Content starts
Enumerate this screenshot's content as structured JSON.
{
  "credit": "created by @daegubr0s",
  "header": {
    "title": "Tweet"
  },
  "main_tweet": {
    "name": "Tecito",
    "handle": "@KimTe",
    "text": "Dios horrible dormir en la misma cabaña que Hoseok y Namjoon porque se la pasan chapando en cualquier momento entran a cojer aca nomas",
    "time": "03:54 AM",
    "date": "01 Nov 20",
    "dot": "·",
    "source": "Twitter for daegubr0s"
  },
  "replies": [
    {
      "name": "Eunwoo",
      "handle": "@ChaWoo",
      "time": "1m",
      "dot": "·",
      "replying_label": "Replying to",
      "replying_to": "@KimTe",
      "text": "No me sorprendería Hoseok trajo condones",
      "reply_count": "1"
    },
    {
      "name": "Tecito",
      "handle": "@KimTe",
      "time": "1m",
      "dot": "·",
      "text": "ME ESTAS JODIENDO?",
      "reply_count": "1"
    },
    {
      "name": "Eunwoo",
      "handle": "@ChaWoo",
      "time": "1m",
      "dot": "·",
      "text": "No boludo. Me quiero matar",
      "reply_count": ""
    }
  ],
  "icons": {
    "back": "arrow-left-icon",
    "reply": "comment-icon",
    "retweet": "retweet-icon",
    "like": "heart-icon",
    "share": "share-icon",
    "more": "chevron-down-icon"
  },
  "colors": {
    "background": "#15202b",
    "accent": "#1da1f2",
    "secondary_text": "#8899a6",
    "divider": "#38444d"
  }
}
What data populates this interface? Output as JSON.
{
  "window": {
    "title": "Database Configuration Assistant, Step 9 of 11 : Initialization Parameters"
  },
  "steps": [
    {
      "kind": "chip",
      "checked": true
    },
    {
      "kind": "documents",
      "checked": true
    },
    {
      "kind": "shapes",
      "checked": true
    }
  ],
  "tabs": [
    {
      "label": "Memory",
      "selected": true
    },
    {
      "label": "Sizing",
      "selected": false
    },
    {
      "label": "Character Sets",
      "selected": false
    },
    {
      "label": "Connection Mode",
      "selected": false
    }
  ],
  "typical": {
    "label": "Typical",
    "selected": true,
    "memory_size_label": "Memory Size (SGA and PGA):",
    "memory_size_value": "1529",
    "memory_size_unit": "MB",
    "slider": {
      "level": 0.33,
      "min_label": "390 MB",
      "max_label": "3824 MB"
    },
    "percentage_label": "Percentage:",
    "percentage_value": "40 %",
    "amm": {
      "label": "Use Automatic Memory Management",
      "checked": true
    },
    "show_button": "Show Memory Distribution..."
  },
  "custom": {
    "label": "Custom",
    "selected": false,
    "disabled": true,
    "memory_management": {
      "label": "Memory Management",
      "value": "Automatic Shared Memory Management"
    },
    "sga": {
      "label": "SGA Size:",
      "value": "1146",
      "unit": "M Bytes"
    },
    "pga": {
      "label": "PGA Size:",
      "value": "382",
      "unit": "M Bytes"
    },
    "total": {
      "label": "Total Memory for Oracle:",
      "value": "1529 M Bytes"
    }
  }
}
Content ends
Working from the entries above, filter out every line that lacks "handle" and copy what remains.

    "handle": "@KimTe",
      "handle": "@ChaWoo",
      "handle": "@KimTe",
      "handle": "@ChaWoo",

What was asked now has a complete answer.